§ WHAT YOU ARE ASKED TO DO
The records appear below. Repeat them exactly.

___ TASK MATERIAL

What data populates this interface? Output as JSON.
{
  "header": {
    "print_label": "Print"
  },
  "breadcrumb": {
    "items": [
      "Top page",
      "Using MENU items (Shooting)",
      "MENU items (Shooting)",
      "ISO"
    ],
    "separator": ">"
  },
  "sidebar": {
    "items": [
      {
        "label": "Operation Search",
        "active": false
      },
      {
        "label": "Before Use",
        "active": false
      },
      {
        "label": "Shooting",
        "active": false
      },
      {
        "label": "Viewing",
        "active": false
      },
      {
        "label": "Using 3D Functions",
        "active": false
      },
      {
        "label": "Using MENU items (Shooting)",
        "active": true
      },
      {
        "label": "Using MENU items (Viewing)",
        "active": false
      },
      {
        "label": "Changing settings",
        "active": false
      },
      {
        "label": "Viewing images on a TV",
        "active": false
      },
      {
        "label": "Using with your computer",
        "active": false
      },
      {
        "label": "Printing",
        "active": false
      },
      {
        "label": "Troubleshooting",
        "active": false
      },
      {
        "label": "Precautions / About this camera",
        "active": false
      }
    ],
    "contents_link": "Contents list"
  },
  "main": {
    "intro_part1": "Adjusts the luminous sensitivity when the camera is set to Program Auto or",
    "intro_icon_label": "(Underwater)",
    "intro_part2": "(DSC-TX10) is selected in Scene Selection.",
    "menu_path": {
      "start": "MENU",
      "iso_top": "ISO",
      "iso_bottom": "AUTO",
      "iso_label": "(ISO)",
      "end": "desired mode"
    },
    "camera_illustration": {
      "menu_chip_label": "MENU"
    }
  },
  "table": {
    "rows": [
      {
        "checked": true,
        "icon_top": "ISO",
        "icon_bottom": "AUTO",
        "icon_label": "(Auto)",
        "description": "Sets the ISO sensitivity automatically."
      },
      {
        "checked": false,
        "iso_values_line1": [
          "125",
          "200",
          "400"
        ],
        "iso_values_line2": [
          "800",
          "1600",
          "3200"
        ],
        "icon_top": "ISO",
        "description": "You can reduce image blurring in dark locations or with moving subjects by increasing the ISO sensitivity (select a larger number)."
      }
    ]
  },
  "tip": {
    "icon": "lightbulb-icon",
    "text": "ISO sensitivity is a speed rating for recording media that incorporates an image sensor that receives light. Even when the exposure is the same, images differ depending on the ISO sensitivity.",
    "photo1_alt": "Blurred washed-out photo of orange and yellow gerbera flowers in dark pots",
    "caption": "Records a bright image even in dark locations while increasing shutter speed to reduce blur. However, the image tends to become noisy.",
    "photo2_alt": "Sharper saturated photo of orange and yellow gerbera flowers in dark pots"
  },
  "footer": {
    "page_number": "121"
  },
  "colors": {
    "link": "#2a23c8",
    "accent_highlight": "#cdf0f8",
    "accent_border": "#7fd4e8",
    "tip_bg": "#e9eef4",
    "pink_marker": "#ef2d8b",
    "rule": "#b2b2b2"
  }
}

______

§ OUTPUT BELOW
What data populates this interface? Output as JSON.
{
  "header": {
    "print_label": "Print"
  },
  "breadcrumb": {
    "items": [
      "Top page",
      "Using MENU items (Shooting)",
      "MENU items (Shooting)",
      "ISO"
    ],
    "separator": ">"
  },
  "sidebar": {
    "items": [
      {
        "label": "Operation Search",
        "active": false
      },
      {
        "label": "Before Use",
        "active": false
      },
      {
        "label": "Shooting",
        "active": false
      },
      {
        "label": "Viewing",
        "active": false
      },
      {
        "label": "Using 3D Functions",
        "active": false
      },
      {
        "label": "Using MENU items (Shooting)",
        "active": true
      },
      {
        "label": "Using MENU items (Viewing)",
        "active": false
      },
      {
        "label": "Changing settings",
        "active": false
      },
      {
        "label": "Viewing images on a TV",
        "active": false
      },
      {
        "label": "Using with your computer",
        "active": false
      },
      {
        "label": "Printing",
        "active": false
      },
      {
        "label": "Troubleshooting",
        "active": false
      },
      {
        "label": "Precautions / About this camera",
        "active": false
      }
    ],
    "contents_link": "Contents list"
  },
  "main": {
    "intro_part1": "Adjusts the luminous sensitivity when the camera is set to Program Auto or",
    "intro_icon_label": "(Underwater)",
    "intro_part2": "(DSC-TX10) is selected in Scene Selection.",
    "menu_path": {
      "start": "MENU",
      "iso_top": "ISO",
      "iso_bottom": "AUTO",
      "iso_label": "(ISO)",
      "end": "desired mode"
    },
    "camera_illustration": {
      "menu_chip_label": "MENU"
    }
  },
  "table": {
    "rows": [
      {
        "checked": true,
        "icon_top": "ISO",
        "icon_bottom": "AUTO",
        "icon_label": "(Auto)",
        "description": "Sets the ISO sensitivity automatically."
      },
      {
        "checked": false,
        "iso_values_line1": [
          "125",
          "200",
          "400"
        ],
        "iso_values_line2": [
          "800",
          "1600",
          "3200"
        ],
        "icon_top": "ISO",
        "description": "You can reduce image blurring in dark locations or with moving subjects by increasing the ISO sensitivity (select a larger number)."
      }
    ]
  },
  "tip": {
    "icon": "lightbulb-icon",
    "text": "ISO sensitivity is a speed rating for recording media that incorporates an image sensor that receives light. Even when the exposure is the same, images differ depending on the ISO sensitivity.",
    "photo1_alt": "Blurred washed-out photo of orange and yellow gerbera flowers in dark pots",
    "caption": "Records a bright image even in dark locations while increasing shutter speed to reduce blur. However, the image tends to become noisy.",
    "photo2_alt": "Sharper saturated photo of orange and yellow gerbera flowers in dark pots"
  },
  "footer": {
    "page_number": "121"
  },
  "colors": {
    "link": "#2a23c8",
    "accent_highlight": "#cdf0f8",
    "accent_border": "#7fd4e8",
    "tip_bg": "#e9eef4",
    "pink_marker": "#ef2d8b",
    "rule": "#b2b2b2"
  }
}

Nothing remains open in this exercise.